it leaves out the grisly but colorful reference to Haran’s intes­
tines shriveling in the fire and that it emphasizes Terah ’s idol­
atry and ignores Haran’s opportunism and equivocation. How­
ever, my purpose in pointing out these changes is to indicate
how they reflect perceptions about the audience on the part
of translators and publishers. The introduction to the Masorah
edition concludes: “It is still the best work available of its kind.
Without in any way detracting from the value of existing trans­
lations, commentaries and anthologies, these typically demand
an investment of time and concentration which is not always
readily forthcoming. The freely-flowing passages of this unpre­
tentious classic, however, can be relied upon—almost at one
sitting— to fascinate regular readers of all ranks and back­

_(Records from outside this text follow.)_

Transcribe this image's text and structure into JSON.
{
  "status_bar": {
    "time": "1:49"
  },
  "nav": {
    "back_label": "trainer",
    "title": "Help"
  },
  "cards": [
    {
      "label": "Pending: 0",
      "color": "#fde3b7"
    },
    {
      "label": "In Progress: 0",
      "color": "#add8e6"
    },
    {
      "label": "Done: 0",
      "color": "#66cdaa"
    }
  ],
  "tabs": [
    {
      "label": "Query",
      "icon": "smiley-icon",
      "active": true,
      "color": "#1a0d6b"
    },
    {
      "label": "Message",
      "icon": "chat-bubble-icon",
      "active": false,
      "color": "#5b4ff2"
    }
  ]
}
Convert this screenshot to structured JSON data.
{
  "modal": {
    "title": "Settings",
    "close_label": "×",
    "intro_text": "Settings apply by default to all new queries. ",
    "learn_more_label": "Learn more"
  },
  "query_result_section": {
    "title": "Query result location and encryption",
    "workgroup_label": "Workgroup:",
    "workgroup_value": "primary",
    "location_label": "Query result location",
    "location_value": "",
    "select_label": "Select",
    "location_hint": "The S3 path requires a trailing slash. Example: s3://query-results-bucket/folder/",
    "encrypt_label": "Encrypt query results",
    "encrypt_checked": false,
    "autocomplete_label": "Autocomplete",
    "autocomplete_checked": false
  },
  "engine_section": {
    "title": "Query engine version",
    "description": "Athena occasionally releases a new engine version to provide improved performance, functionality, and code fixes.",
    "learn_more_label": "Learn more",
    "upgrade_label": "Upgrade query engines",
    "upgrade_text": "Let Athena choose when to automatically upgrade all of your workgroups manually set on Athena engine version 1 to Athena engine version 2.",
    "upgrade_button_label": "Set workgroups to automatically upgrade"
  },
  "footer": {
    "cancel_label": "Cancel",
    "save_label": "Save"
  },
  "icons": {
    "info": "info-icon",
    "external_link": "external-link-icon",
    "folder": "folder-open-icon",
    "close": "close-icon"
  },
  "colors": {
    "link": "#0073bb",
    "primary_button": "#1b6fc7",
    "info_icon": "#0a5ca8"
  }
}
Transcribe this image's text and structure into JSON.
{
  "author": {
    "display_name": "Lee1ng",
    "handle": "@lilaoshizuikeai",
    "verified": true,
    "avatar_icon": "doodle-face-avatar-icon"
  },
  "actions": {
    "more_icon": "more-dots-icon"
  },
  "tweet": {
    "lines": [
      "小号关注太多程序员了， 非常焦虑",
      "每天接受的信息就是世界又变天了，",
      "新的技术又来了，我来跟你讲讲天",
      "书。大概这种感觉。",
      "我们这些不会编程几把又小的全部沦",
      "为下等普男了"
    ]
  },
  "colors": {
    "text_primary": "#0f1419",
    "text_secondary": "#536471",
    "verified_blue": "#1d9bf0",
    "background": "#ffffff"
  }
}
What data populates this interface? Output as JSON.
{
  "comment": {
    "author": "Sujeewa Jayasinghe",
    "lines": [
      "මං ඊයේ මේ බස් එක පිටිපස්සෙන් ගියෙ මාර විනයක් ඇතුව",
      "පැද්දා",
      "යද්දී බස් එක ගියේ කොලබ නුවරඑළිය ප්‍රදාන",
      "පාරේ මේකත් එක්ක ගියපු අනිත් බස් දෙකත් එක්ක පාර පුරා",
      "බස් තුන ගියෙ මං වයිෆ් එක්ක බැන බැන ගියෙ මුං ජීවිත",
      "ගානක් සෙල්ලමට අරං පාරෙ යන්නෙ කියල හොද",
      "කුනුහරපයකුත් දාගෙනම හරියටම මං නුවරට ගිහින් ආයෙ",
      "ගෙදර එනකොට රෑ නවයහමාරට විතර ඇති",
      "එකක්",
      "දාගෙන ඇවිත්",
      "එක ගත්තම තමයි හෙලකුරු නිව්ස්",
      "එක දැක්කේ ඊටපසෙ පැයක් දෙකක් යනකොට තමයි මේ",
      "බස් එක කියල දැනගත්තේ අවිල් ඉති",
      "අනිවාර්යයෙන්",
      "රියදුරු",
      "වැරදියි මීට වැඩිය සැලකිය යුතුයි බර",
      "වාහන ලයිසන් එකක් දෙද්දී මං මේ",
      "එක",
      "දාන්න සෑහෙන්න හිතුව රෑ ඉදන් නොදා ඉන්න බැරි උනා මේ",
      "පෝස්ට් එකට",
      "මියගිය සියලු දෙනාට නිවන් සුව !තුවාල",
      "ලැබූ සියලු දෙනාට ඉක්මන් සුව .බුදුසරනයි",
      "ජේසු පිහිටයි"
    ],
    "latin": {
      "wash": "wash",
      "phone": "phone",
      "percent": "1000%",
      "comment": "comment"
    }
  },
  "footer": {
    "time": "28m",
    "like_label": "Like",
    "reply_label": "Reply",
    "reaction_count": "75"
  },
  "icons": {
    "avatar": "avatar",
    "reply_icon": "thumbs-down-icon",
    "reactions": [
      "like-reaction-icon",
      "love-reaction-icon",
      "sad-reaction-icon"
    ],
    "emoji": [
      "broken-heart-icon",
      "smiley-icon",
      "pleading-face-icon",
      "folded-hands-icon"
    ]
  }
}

grounds with an unsurpassed variety of information and in­
sights on the weekly portion of the Torah.”38The populism of
Yankev ben Yitskhok is clearly manifest in the Orthodox com­
munity. Sadly, the efforts to reach out to the less educated no
longer includes those ordinary Yiddish-speaking Jews who have
read the
Tsene-rene
for centuries. The threads of the hasidic
style that Shmeruk delineated may indeed be ascertained among
the
droshes
and the sermons of the
rebes,
but the written word
is more likely to be Hebrew and English. The
Tsene-rene
survives,
deconstructed back into its source language and reconstructed
into yet another vernacular.39
38. Meir Holder, Mesorah, xiv.
39. The publisher informs me that yet another edition is planned particularly
for those who have not been brought up in the “Jewish tradition.”